It is reported that Tony Blair, doing the rounds with his begging bowl, was in India and gave a speech. Anxious to please as ever, he apologised to India for all the problems that Britain has caused in Kashmir because of the decisions of 1947.
It seems that barely a day goes by without a headline hog politician making an apology for things they know little or nothing about. The danger is that cheap politics for media exposure leaves many people with beliefs and ideas that are well removed from reality.
Blair was born in 1953 so anything he says is derived from other sources. It does not take much to find out that the Kashmir issue in 1947 was very complicated, born out of a long history of proud warrior peoples and a situation that was fraught, very dangerous and needed an answer then and there. As is so often the case, all the options had serious downsides with the potential for later conflicts and disputes.
Kashmir is and was a territory with differing population groups, religious and political as well as governing entities between whom agreement was normally difficult and could be impossible. More to the point, Kashmir was one of the Principalities in which Britain did not have direct rule. There was a monarch Prince, Marahajah Hari Singh, with a local administration.
By 1946 across most of the Sub Continent, Britain had lost effective control despite having nominal status and for many of the British there the only way was out and as soon as possible. Not least the Army we had left there, many young conscripts, was unable to exert authority and the great majority of men just wanted to be on the next boat home.

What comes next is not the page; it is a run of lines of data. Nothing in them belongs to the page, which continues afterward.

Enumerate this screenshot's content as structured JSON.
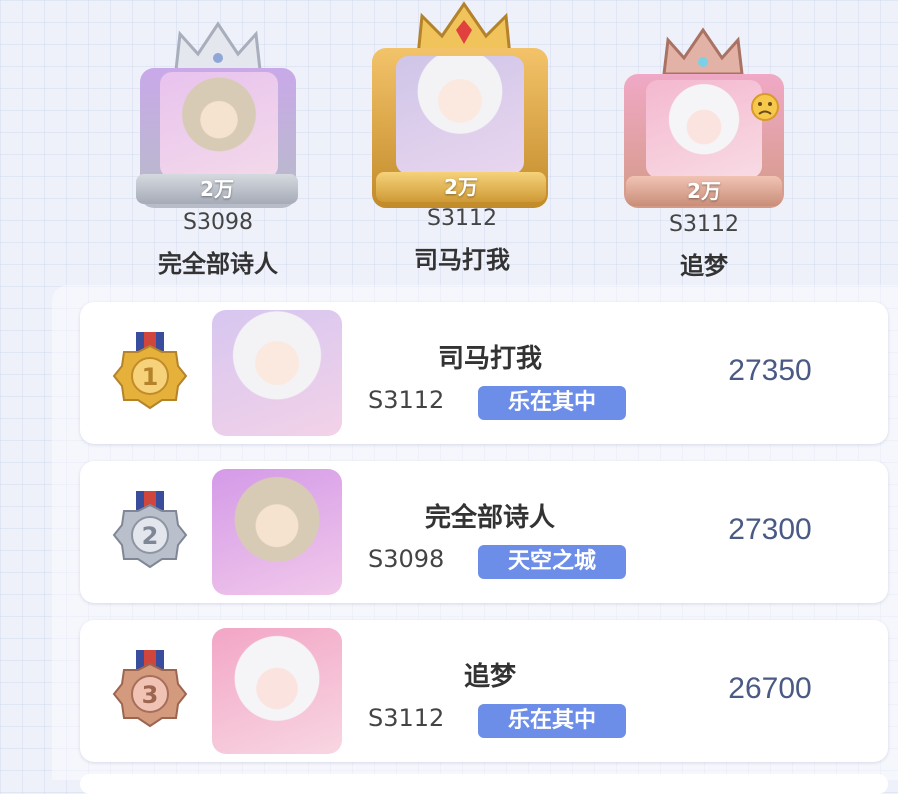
{
  "podium": [
    {
      "rank": 2,
      "badge": "2万",
      "server": "S3098",
      "name": "完全部诗人",
      "crown": "silver-crown-icon",
      "frame_color": "#b7bcc8"
    },
    {
      "rank": 1,
      "badge": "2万",
      "server": "S3112",
      "name": "司马打我",
      "crown": "gold-crown-icon",
      "frame_color": "#d9a84a"
    },
    {
      "rank": 3,
      "badge": "2万",
      "server": "S3112",
      "name": "追梦",
      "crown": "bronze-crown-icon",
      "frame_color": "#d49a86"
    }
  ],
  "ranking": [
    {
      "rank": "1",
      "name": "司马打我",
      "server": "S3112",
      "tag": "乐在其中",
      "score": "27350",
      "medal_color": "#e5b13a"
    },
    {
      "rank": "2",
      "name": "完全部诗人",
      "server": "S3098",
      "tag": "天空之城",
      "score": "27300",
      "medal_color": "#b9c0cc"
    },
    {
      "rank": "3",
      "name": "追梦",
      "server": "S3112",
      "tag": "乐在其中",
      "score": "26700",
      "medal_color": "#d49a7e"
    }
  ]
}
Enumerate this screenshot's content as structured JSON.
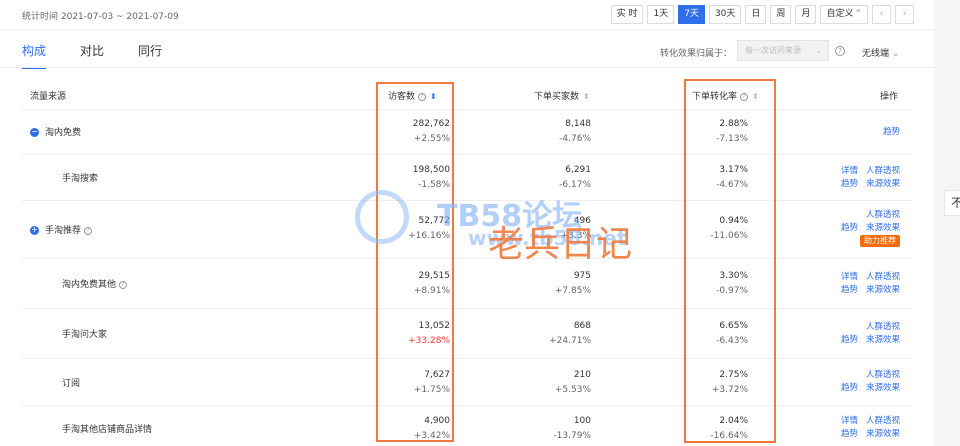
{
  "header": {
    "stat_time": "统计时间 2021-07-03 ~ 2021-07-09",
    "ranges": [
      "实 时",
      "1天",
      "7天",
      "30天",
      "日",
      "周",
      "月",
      "自定义"
    ],
    "custom_chevron": "⌃",
    "prev": "‹",
    "next": "›"
  },
  "tabs": [
    "构成",
    "对比",
    "同行"
  ],
  "attribution": {
    "label": "转化效果归属于：",
    "select_value": "每一次访问来源",
    "device": "无线端"
  },
  "columns": {
    "source": "流量来源",
    "visitors": "访客数",
    "buyers": "下单买家数",
    "conversion": "下单转化率",
    "actions": "操作"
  },
  "rows": [
    {
      "name": "淘内免费",
      "visitors": "282,762",
      "visitors_change": "+2.55%",
      "buyers": "8,148",
      "buyers_change": "-4.76%",
      "rate": "2.88%",
      "rate_change": "-7.13%"
    },
    {
      "name": "手淘搜索",
      "visitors": "198,500",
      "visitors_change": "-1.58%",
      "buyers": "6,291",
      "buyers_change": "-6.17%",
      "rate": "3.17%",
      "rate_change": "-4.67%"
    },
    {
      "name": "手淘推荐",
      "visitors": "52,772",
      "visitors_change": "+16.16%",
      "buyers": "496",
      "buyers_change": "+3.3%",
      "rate": "0.94%",
      "rate_change": "-11.06%"
    },
    {
      "name": "淘内免费其他",
      "visitors": "29,515",
      "visitors_change": "+8.91%",
      "buyers": "975",
      "buyers_change": "+7.85%",
      "rate": "3.30%",
      "rate_change": "-0.97%"
    },
    {
      "name": "手淘问大家",
      "visitors": "13,052",
      "visitors_change": "+33.28%",
      "buyers": "868",
      "buyers_change": "+24.71%",
      "rate": "6.65%",
      "rate_change": "-6.43%"
    },
    {
      "name": "订阅",
      "visitors": "7,627",
      "visitors_change": "+1.75%",
      "buyers": "210",
      "buyers_change": "+5.53%",
      "rate": "2.75%",
      "rate_change": "+3.72%"
    },
    {
      "name": "手淘其他店铺商品详情",
      "visitors": "4,900",
      "visitors_change": "+3.42%",
      "buyers": "100",
      "buyers_change": "-13.79%",
      "rate": "2.04%",
      "rate_change": "-16.64%"
    }
  ],
  "actions": {
    "detail": "详情",
    "trend": "趋势",
    "crowd": "人群透视",
    "source_effect": "来源效果",
    "boost": "助力推荐"
  },
  "watermark": {
    "site": "TB58论坛",
    "url": "www.tb58.net",
    "diary": "老兵日记"
  },
  "side_button": "不",
  "colors": {
    "accent": "#2f6ee9",
    "highlight": "#f0793d",
    "badge": "#f36c0c",
    "negative_emphasis": "#ff3333"
  }
}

So Prime Minister Attlee and his government sent in Lord Mountbatten; who had experience and prestige, to deal with it quickly and hand over power. But he was faced with Muslims who wanted their own nation, Pakistan, and the Princes of territories with self rule some of whom were difficult to convince. Kashmir was a notable one.
The upshot of this to have an agreement for Kashmir was for some poor man to be packed off to draw a line on the map very fast so that Nehru of India, Jinnah of Pakistan, the Marahajah Hari Singh and Lord Mountbatten could settle and avoid an outbreak of local hostilities. Gandhi wanted a united Indian sub-continent and had a great deal of support. Given the warrior histories and fighting capabilities of many of the population groups it would have been very serious and hard to stop.
In the Kashmir, the bulk of that territory that went to India there were minorities and the part that went to Pakistan also had many peoples. The Maharajah who had hoped for a united India, then perhaps Pakistan gave in to Nehru and the option for India. By this time Mountbatten was in the position of having to concede to Nehru.
London had to accept what was done despite doubts and outcries against it. Britain was powerless to impose its own policy whatever that might have been. Mountbatten has many critics, but whatever he would have patched up at the time would always have them.
The British electorate, most of whom had left school at 12 to 14 could only watch and pick up the limited information about it all from their rationed newsprint papers and the few journals available. Few of them knew much and fewer cared, that I do know.
Because Britain in 1946-1947 offered too many problems at home and abroad. At home the rebuilding after 1945 had barely begun before that winter wreaked severe damage. The Cold War had started requiring a major military effort in Germany. There were many other demanding trouble spots, notably Palestine.
So where does "fault" lie in the Kashmir question? There are no easy answers because there was too much and too many involved. What we can do without in any serious discussion is easy come and easy go dodgy politicians on the make.